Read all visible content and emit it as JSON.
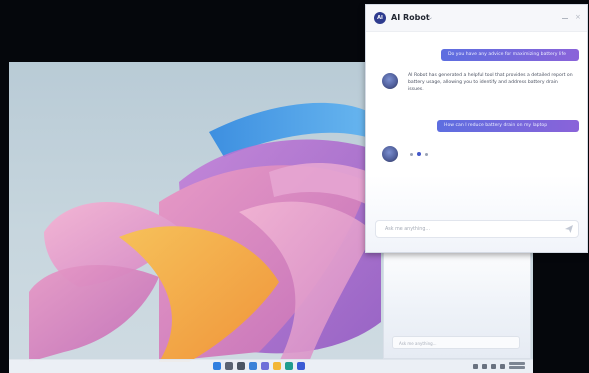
{
  "chat": {
    "title": "AI Robot",
    "logo_text": "AI",
    "messages": [
      {
        "role": "user",
        "text": "Do you have any advice for maximizing battery life"
      },
      {
        "role": "bot",
        "text": "AI Robot has generated a helpful tool that provides a detailed report on battery usage, allowing you to identify and address battery drain issues."
      },
      {
        "role": "user",
        "text": "How can I reduce battery drain on my laptop"
      }
    ],
    "input_placeholder": "Ask me anything...",
    "back_input_placeholder": "Ask me anything..."
  },
  "icons": {
    "app_logo": "ai-robot-logo-icon",
    "minimize": "minimize-icon",
    "close": "close-icon",
    "send": "send-icon",
    "title_chevron": "chevron-down-icon"
  },
  "colors": {
    "accent_start": "#5d6ee0",
    "accent_end": "#8a63d9",
    "logo": "#2e3b8e"
  }
}
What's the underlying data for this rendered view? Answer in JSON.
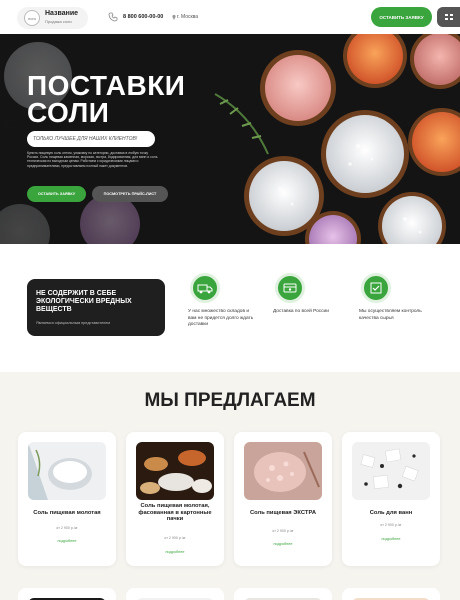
{
  "header": {
    "logo_mark": "лого",
    "logo_name": "Название",
    "logo_sub": "Продажа соли",
    "phone": "8 800 600-00-00",
    "city": "г. Москва",
    "cta_label": "ОСТАВИТЬ ЗАЯВКУ",
    "menu_icon": "menu-icon"
  },
  "hero": {
    "title_line1": "ПОСТАВКИ",
    "title_line2": "СОЛИ",
    "tagline": "ТОЛЬКО ЛУЧШЕЕ ДЛЯ НАШИХ КЛИЕНТОВ!",
    "description": "Купить пищевую соль оптом, упаковку по категории, доставка в любую точку России. Соль пищевая каменная, морская, экстра, йодированная, для ванн и соль техническая по выгодным ценам. Работаем с юридическими лицами и предпринимателями, предоставляем полный пакет документов.",
    "btn_primary": "ОСТАВИТЬ ЗАЯВКУ",
    "btn_secondary": "ПОСМОТРЕТЬ ПРАЙС-ЛИСТ"
  },
  "features": {
    "highlight_title": "НЕ СОДЕРЖИТ В СЕБЕ ЭКОЛОГИЧЕСКИ ВРЕДНЫХ ВЕЩЕСТВ",
    "highlight_sub": "Являемся официальным представителем",
    "items": [
      {
        "text": "У нас множество складов и вам не придется долго ждать доставки",
        "icon": "truck-icon"
      },
      {
        "text": "Доставка по всей России",
        "icon": "delivery-icon"
      },
      {
        "text": "Мы осуществляем контроль качества сырья",
        "icon": "quality-icon"
      }
    ]
  },
  "offers": {
    "title": "МЫ ПРЕДЛАГАЕМ",
    "products": [
      {
        "name": "Соль пищевая молотая",
        "price": "от 2 900 р./кг",
        "link": "подробнее"
      },
      {
        "name": "Соль пищевая молотая, фасованная в картонные пачки",
        "price": "от 2 900 р./кг",
        "link": "подробнее"
      },
      {
        "name": "Соль пищевая ЭКСТРА",
        "price": "от 2 900 р./кг",
        "link": "подробнее"
      },
      {
        "name": "Соль для ванн",
        "price": "от 2 900 р./кг",
        "link": "подробнее"
      }
    ]
  },
  "colors": {
    "accent": "#3aa43d",
    "dark": "#1f1f1f",
    "hero_bg": "#171717",
    "section_bg": "#f6f4ef"
  }
}
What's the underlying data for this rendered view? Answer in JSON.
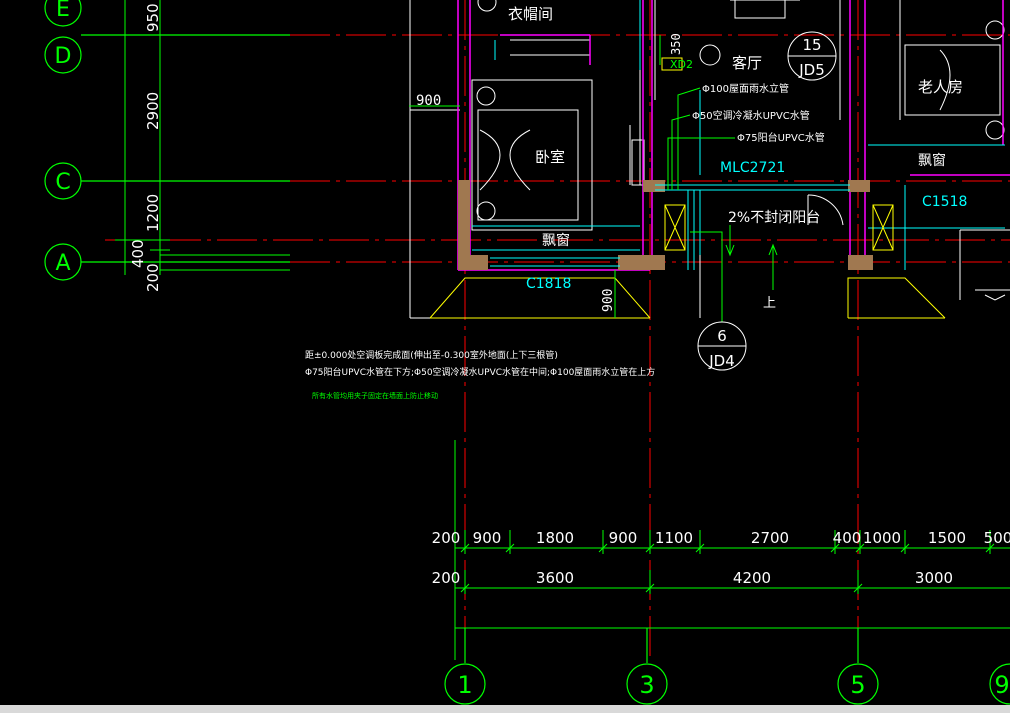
{
  "colors": {
    "background": "#000000",
    "axis_line": "#ff0000",
    "grid_bubble": "#00ff00",
    "wall": "#ff00ff",
    "cyan": "#00ffff",
    "yellow": "#ffff00",
    "white": "#ffffff",
    "dim": "#00ff00"
  },
  "axes_horizontal": {
    "E": {
      "label": "E"
    },
    "D": {
      "label": "D"
    },
    "C": {
      "label": "C"
    },
    "A": {
      "label": "A"
    }
  },
  "axes_vertical": {
    "a1": {
      "label": "1"
    },
    "a3": {
      "label": "3"
    },
    "a5": {
      "label": "5"
    },
    "a9": {
      "label": "9"
    }
  },
  "left_dims": {
    "d1": "950",
    "d2": "2900",
    "d3": "1200",
    "d4": "400",
    "d5": "200"
  },
  "rooms": {
    "closet": "衣帽间",
    "living": "客厅",
    "elder": "老人房",
    "bedroom": "卧室",
    "bay1": "飘窗",
    "bay2": "飘窗",
    "balcony": "2%不封闭阳台"
  },
  "labels": {
    "dim_900_left": "900",
    "dim_350": "350",
    "xd2": "XD2",
    "pipe1": "Φ100屋面雨水立管",
    "pipe2": "Φ50空调冷凝水UPVC水管",
    "pipe3": "Φ75阳台UPVC水管",
    "mlc": "MLC2721",
    "c1518": "C1518",
    "c1818": "C1818",
    "dim_900_mid": "900",
    "up": "上",
    "jd5_num": "15",
    "jd5_ref": "JD5",
    "jd4_num": "6",
    "jd4_ref": "JD4"
  },
  "notes": {
    "line1": "距±0.000处空调板完成面(伸出至-0.300室外地面(上下三根管)",
    "line2": "Φ75阳台UPVC水管在下方;Φ50空调冷凝水UPVC水管在中间;Φ100屋面雨水立管在上方",
    "line3": "所有水管均用夹子固定在墙面上防止移动"
  },
  "dims_row1": [
    "200",
    "900",
    "1800",
    "900",
    "1100",
    "2700",
    "400",
    "1000",
    "1500",
    "500"
  ],
  "dims_row2": [
    "200",
    "3600",
    "4200",
    "3000"
  ]
}
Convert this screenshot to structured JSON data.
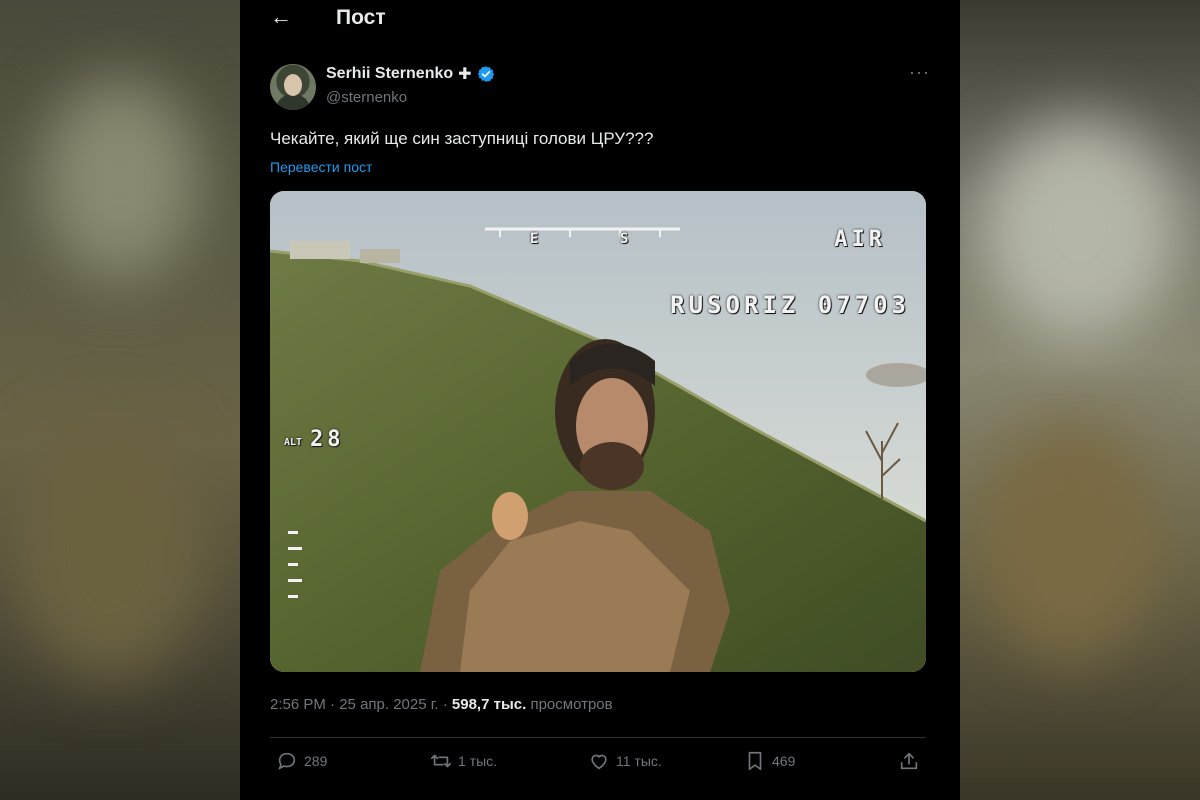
{
  "header": {
    "back_icon": "arrow-left-icon",
    "title": "Пост"
  },
  "author": {
    "name": "Serhii Sternenko",
    "badge_plus": "✚",
    "verified_icon": "verified-badge-icon",
    "handle": "@sternenko",
    "more_icon": "more-dots-icon",
    "more_label": "···"
  },
  "post": {
    "text": "Чекайте, який ще син заступниці голови ЦРУ???",
    "translate_label": "Перевести пост",
    "media": {
      "osd_air": "AIR",
      "osd_id": "RUSORIZ 07703",
      "osd_alt_label": "ALT",
      "osd_alt": "28",
      "compass_e": "E",
      "compass_s": "S"
    }
  },
  "meta": {
    "time": "2:56 PM",
    "sep1": "·",
    "date": "25 апр. 2025 г.",
    "sep2": "·",
    "views_count": "598,7 тыс.",
    "views_label": "просмотров"
  },
  "actions": {
    "replies": "289",
    "reposts": "1 тыс.",
    "likes": "11 тыс.",
    "bookmarks": "469"
  },
  "colors": {
    "accent": "#1d9bf0",
    "background": "#000000",
    "muted": "#71767b",
    "text": "#e7e9ea"
  }
}
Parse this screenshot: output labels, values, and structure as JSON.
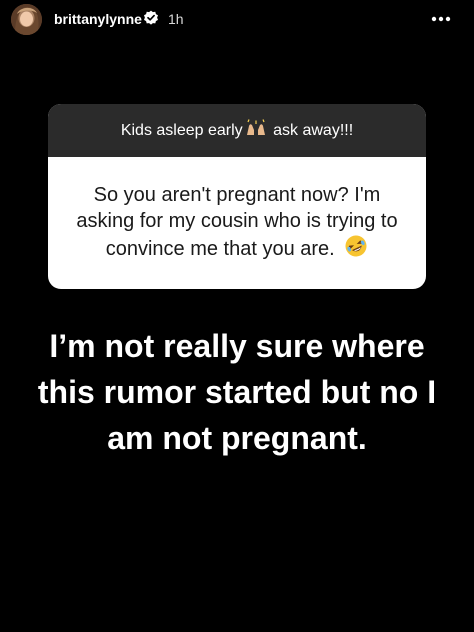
{
  "header": {
    "username": "brittanylynne",
    "time": "1h",
    "avatar_icon": "profile-avatar",
    "verified_icon": "verified-badge-icon",
    "more_icon": "more-dots-icon"
  },
  "sticker": {
    "prompt_before": "Kids asleep early",
    "prompt_after": " ask away!!!",
    "prompt_emoji": "raising-hands-icon",
    "question": "So you aren't pregnant now? I'm asking for my cousin who is trying to convince me that you are.",
    "question_emoji": "rolling-laughing-icon"
  },
  "answer": "I’m not really sure where this rumor started but no I am not pregnant.",
  "colors": {
    "background": "#000000",
    "sticker_header": "#2b2b2b",
    "sticker_body": "#ffffff",
    "text_dark": "#1a1a1a"
  }
}
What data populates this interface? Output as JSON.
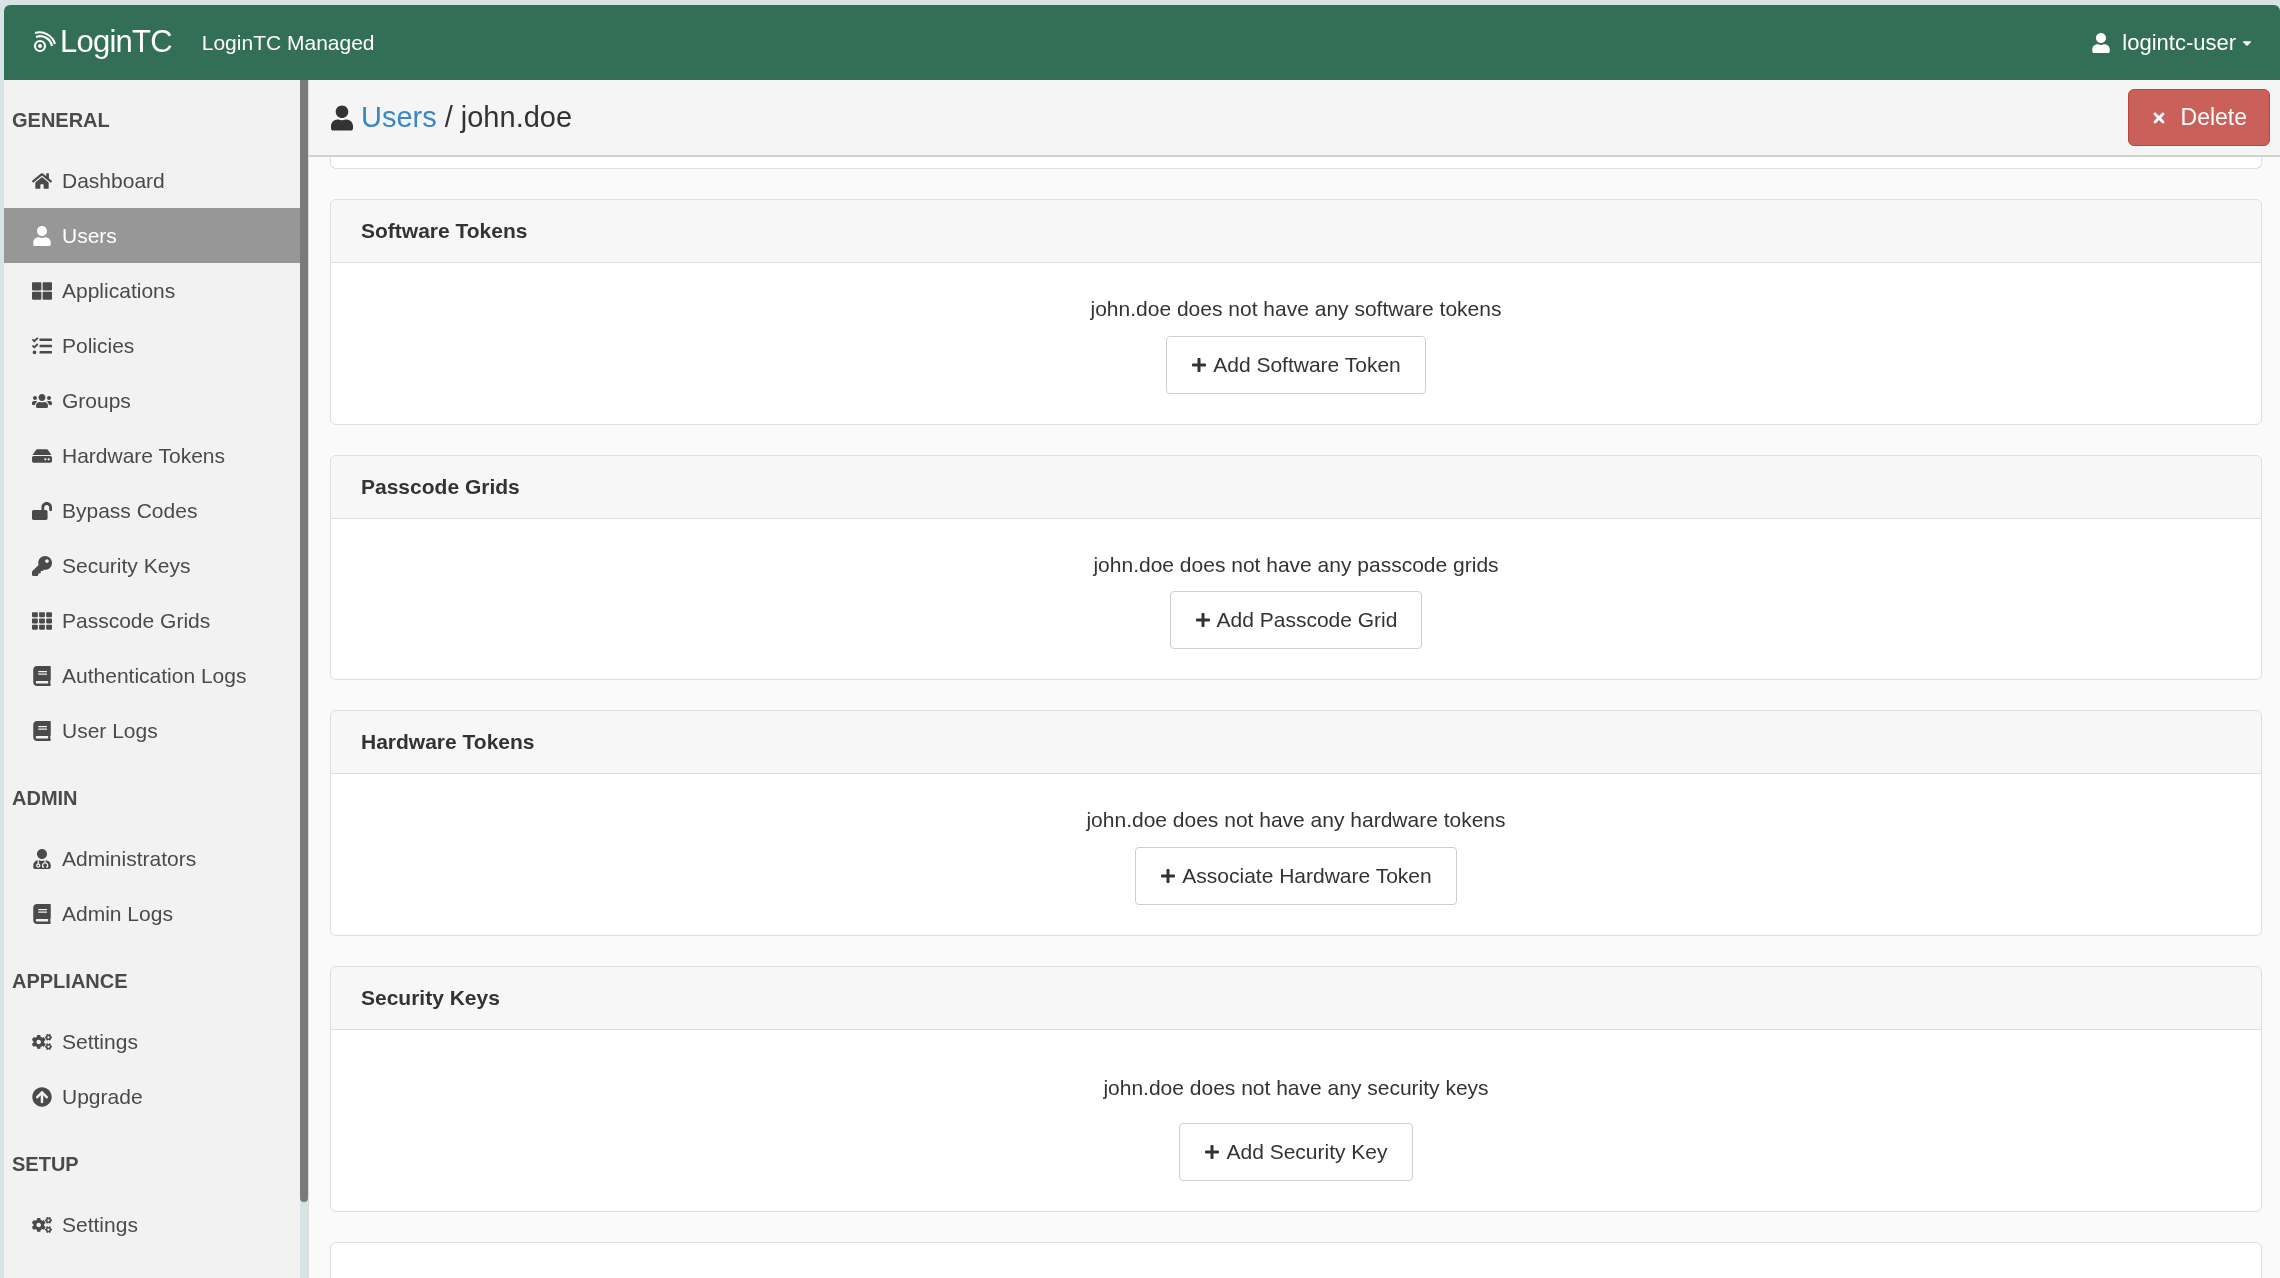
{
  "topbar": {
    "logo": "Login**TC**",
    "product": "LoginTC Managed",
    "user": "logintc-user"
  },
  "sidebar": {
    "sections": [
      {
        "title": "GENERAL",
        "items": [
          {
            "label": "Dashboard",
            "selected": false
          },
          {
            "label": "Users",
            "selected": true
          },
          {
            "label": "Applications",
            "selected": false
          },
          {
            "label": "Policies",
            "selected": false
          },
          {
            "label": "Groups",
            "selected": false
          },
          {
            "label": "Hardware Tokens",
            "selected": false
          },
          {
            "label": "Bypass Codes",
            "selected": false
          },
          {
            "label": "Security Keys",
            "selected": false
          },
          {
            "label": "Passcode Grids",
            "selected": false
          },
          {
            "label": "Authentication Logs",
            "selected": false
          },
          {
            "label": "User Logs",
            "selected": false
          }
        ]
      },
      {
        "title": "ADMIN",
        "items": [
          {
            "label": "Administrators",
            "selected": false
          },
          {
            "label": "Admin Logs",
            "selected": false
          }
        ]
      },
      {
        "title": "APPLIANCE",
        "items": [
          {
            "label": "Settings",
            "selected": false
          },
          {
            "label": "Upgrade",
            "selected": false
          }
        ]
      },
      {
        "title": "SETUP",
        "items": [
          {
            "label": "Settings",
            "selected": false
          }
        ]
      }
    ]
  },
  "header": {
    "breadcrumb_link": "Users",
    "separator": "/",
    "current": "john.doe",
    "delete_button": "Delete"
  },
  "cards": [
    {
      "title": "Software Tokens",
      "message": "john.doe does not have any software tokens",
      "button": "Add Software Token"
    },
    {
      "title": "Passcode Grids",
      "message": "john.doe does not have any passcode grids",
      "button": "Add Passcode Grid"
    },
    {
      "title": "Hardware Tokens",
      "message": "john.doe does not have any hardware tokens",
      "button": "Associate Hardware Token"
    },
    {
      "title": "Security Keys",
      "message": "john.doe does not have any security keys",
      "button": "Add Security Key"
    }
  ]
}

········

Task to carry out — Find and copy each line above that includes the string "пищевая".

Output for this task —
    "description": "Купить пищевую соль оптом, упаковку по категории, доставка в любую точку России. Соль пищевая каменная, морская, экстра, йодированная, для ванн и соль техническая по выгодным ценам. Работаем с юридическими лицами и предпринимателями, предоставляем полный пакет документов.",
        "name": "Соль пищевая молотая",
        "name": "Соль пищевая молотая, фасованная в картонные пачки",
        "name": "Соль пищевая ЭКСТРА",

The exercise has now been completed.